> _TASK DATA_

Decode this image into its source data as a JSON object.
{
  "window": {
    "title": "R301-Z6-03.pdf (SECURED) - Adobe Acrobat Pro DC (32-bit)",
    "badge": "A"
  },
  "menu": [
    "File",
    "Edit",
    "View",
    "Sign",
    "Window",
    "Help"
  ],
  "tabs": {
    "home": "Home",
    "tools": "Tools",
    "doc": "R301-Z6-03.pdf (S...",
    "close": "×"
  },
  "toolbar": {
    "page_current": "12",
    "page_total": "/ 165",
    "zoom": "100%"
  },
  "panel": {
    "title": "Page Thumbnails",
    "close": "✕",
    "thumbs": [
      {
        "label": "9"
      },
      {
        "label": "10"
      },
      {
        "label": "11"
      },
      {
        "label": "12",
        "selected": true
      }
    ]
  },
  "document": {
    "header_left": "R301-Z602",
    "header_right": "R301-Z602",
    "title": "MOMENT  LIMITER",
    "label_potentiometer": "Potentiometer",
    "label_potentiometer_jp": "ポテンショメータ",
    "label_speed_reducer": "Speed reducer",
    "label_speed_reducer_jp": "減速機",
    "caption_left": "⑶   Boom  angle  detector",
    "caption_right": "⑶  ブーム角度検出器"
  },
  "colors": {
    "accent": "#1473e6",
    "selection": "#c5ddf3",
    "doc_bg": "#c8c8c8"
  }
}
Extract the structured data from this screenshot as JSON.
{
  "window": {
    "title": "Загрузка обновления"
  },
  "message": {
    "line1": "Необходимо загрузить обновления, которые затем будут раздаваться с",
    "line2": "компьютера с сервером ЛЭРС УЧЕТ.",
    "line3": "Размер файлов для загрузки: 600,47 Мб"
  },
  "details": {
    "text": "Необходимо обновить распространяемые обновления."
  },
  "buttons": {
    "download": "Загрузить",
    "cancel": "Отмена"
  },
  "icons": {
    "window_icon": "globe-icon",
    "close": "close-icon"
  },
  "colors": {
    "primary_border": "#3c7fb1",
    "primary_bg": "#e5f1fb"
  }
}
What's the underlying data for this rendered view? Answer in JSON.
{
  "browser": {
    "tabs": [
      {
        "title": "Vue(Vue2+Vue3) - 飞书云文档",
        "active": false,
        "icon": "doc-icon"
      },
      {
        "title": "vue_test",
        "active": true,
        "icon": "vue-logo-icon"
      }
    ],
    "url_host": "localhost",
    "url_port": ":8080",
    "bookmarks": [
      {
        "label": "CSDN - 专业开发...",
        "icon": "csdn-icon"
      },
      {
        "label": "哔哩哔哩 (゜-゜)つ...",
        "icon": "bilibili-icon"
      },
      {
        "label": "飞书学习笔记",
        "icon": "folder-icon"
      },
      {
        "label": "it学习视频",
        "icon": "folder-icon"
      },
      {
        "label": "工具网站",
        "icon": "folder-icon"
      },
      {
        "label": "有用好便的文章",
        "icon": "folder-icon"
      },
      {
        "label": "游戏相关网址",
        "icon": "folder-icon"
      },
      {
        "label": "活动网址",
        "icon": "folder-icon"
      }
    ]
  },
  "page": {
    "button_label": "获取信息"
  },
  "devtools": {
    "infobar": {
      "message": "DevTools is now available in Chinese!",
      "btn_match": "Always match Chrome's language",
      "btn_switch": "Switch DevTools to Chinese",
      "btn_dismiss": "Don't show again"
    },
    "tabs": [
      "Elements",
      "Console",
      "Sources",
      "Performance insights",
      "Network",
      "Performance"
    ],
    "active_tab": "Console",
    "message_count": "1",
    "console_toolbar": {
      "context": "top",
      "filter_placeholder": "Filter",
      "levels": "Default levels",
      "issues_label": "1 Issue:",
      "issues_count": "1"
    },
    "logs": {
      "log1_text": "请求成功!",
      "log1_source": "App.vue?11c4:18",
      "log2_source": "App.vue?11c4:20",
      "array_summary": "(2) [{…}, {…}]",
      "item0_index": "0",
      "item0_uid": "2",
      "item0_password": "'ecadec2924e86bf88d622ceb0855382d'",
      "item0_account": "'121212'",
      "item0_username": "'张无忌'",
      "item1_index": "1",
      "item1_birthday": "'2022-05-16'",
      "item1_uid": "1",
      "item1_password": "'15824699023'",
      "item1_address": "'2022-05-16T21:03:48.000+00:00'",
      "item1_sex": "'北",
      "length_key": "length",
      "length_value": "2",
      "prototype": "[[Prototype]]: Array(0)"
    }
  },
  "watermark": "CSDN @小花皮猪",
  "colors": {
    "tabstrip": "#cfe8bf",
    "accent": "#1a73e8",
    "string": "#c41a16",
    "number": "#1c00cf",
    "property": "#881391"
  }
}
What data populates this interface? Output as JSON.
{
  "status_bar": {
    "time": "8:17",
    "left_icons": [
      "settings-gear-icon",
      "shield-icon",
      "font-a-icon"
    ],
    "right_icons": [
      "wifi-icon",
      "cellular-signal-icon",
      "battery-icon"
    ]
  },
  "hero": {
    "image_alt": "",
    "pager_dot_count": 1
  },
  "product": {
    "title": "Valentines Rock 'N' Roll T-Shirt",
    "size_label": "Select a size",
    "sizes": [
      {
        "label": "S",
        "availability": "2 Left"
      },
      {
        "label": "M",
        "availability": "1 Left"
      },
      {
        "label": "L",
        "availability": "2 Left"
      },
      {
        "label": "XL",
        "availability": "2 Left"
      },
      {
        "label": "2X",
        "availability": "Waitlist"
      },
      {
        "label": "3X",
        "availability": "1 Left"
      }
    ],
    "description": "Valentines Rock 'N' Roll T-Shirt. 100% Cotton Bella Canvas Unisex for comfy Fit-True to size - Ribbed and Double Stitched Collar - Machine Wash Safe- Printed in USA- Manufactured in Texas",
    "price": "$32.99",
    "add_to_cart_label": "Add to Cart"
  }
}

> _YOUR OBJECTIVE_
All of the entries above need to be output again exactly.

> _RESPONSE AREA_
Decode this image into its source data as a JSON object.
{
  "window": {
    "title": "R301-Z6-03.pdf (SECURED) - Adobe Acrobat Pro DC (32-bit)",
    "badge": "A"
  },
  "menu": [
    "File",
    "Edit",
    "View",
    "Sign",
    "Window",
    "Help"
  ],
  "tabs": {
    "home": "Home",
    "tools": "Tools",
    "doc": "R301-Z6-03.pdf (S...",
    "close": "×"
  },
  "toolbar": {
    "page_current": "12",
    "page_total": "/ 165",
    "zoom": "100%"
  },
  "panel": {
    "title": "Page Thumbnails",
    "close": "✕",
    "thumbs": [
      {
        "label": "9"
      },
      {
        "label": "10"
      },
      {
        "label": "11"
      },
      {
        "label": "12",
        "selected": true
      }
    ]
  },
  "document": {
    "header_left": "R301-Z602",
    "header_right": "R301-Z602",
    "title": "MOMENT  LIMITER",
    "label_potentiometer": "Potentiometer",
    "label_potentiometer_jp": "ポテンショメータ",
    "label_speed_reducer": "Speed reducer",
    "label_speed_reducer_jp": "減速機",
    "caption_left": "⑶   Boom  angle  detector",
    "caption_right": "⑶  ブーム角度検出器"
  },
  "colors": {
    "accent": "#1473e6",
    "selection": "#c5ddf3",
    "doc_bg": "#c8c8c8"
  }
}
Extract the structured data from this screenshot as JSON.
{
  "window": {
    "title": "Загрузка обновления"
  },
  "message": {
    "line1": "Необходимо загрузить обновления, которые затем будут раздаваться с",
    "line2": "компьютера с сервером ЛЭРС УЧЕТ.",
    "line3": "Размер файлов для загрузки: 600,47 Мб"
  },
  "details": {
    "text": "Необходимо обновить распространяемые обновления."
  },
  "buttons": {
    "download": "Загрузить",
    "cancel": "Отмена"
  },
  "icons": {
    "window_icon": "globe-icon",
    "close": "close-icon"
  },
  "colors": {
    "primary_border": "#3c7fb1",
    "primary_bg": "#e5f1fb"
  }
}
What's the underlying data for this rendered view? Answer in JSON.
{
  "browser": {
    "tabs": [
      {
        "title": "Vue(Vue2+Vue3) - 飞书云文档",
        "active": false,
        "icon": "doc-icon"
      },
      {
        "title": "vue_test",
        "active": true,
        "icon": "vue-logo-icon"
      }
    ],
    "url_host": "localhost",
    "url_port": ":8080",
    "bookmarks": [
      {
        "label": "CSDN - 专业开发...",
        "icon": "csdn-icon"
      },
      {
        "label": "哔哩哔哩 (゜-゜)つ...",
        "icon": "bilibili-icon"
      },
      {
        "label": "飞书学习笔记",
        "icon": "folder-icon"
      },
      {
        "label": "it学习视频",
        "icon": "folder-icon"
      },
      {
        "label": "工具网站",
        "icon": "folder-icon"
      },
      {
        "label": "有用好便的文章",
        "icon": "folder-icon"
      },
      {
        "label": "游戏相关网址",
        "icon": "folder-icon"
      },
      {
        "label": "活动网址",
        "icon": "folder-icon"
      }
    ]
  },
  "page": {
    "button_label": "获取信息"
  },
  "devtools": {
    "infobar": {
      "message": "DevTools is now available in Chinese!",
      "btn_match": "Always match Chrome's language",
      "btn_switch": "Switch DevTools to Chinese",
      "btn_dismiss": "Don't show again"
    },
    "tabs": [
      "Elements",
      "Console",
      "Sources",
      "Performance insights",
      "Network",
      "Performance"
    ],
    "active_tab": "Console",
    "message_count": "1",
    "console_toolbar": {
      "context": "top",
      "filter_placeholder": "Filter",
      "levels": "Default levels",
      "issues_label": "1 Issue:",
      "issues_count": "1"
    },
    "logs": {
      "log1_text": "请求成功!",
      "log1_source": "App.vue?11c4:18",
      "log2_source": "App.vue?11c4:20",
      "array_summary": "(2) [{…}, {…}]",
      "item0_index": "0",
      "item0_uid": "2",
      "item0_password": "'ecadec2924e86bf88d622ceb0855382d'",
      "item0_account": "'121212'",
      "item0_username": "'张无忌'",
      "item1_index": "1",
      "item1_birthday": "'2022-05-16'",
      "item1_uid": "1",
      "item1_password": "'15824699023'",
      "item1_address": "'2022-05-16T21:03:48.000+00:00'",
      "item1_sex": "'北",
      "length_key": "length",
      "length_value": "2",
      "prototype": "[[Prototype]]: Array(0)"
    }
  },
  "watermark": "CSDN @小花皮猪",
  "colors": {
    "tabstrip": "#cfe8bf",
    "accent": "#1a73e8",
    "string": "#c41a16",
    "number": "#1c00cf",
    "property": "#881391"
  }
}
What data populates this interface? Output as JSON.
{
  "status_bar": {
    "time": "8:17",
    "left_icons": [
      "settings-gear-icon",
      "shield-icon",
      "font-a-icon"
    ],
    "right_icons": [
      "wifi-icon",
      "cellular-signal-icon",
      "battery-icon"
    ]
  },
  "hero": {
    "image_alt": "",
    "pager_dot_count": 1
  },
  "product": {
    "title": "Valentines Rock 'N' Roll T-Shirt",
    "size_label": "Select a size",
    "sizes": [
      {
        "label": "S",
        "availability": "2 Left"
      },
      {
        "label": "M",
        "availability": "1 Left"
      },
      {
        "label": "L",
        "availability": "2 Left"
      },
      {
        "label": "XL",
        "availability": "2 Left"
      },
      {
        "label": "2X",
        "availability": "Waitlist"
      },
      {
        "label": "3X",
        "availability": "1 Left"
      }
    ],
    "description": "Valentines Rock 'N' Roll T-Shirt. 100% Cotton Bella Canvas Unisex for comfy Fit-True to size - Ribbed and Double Stitched Collar - Machine Wash Safe- Printed in USA- Manufactured in Texas",
    "price": "$32.99",
    "add_to_cart_label": "Add to Cart"
  }
}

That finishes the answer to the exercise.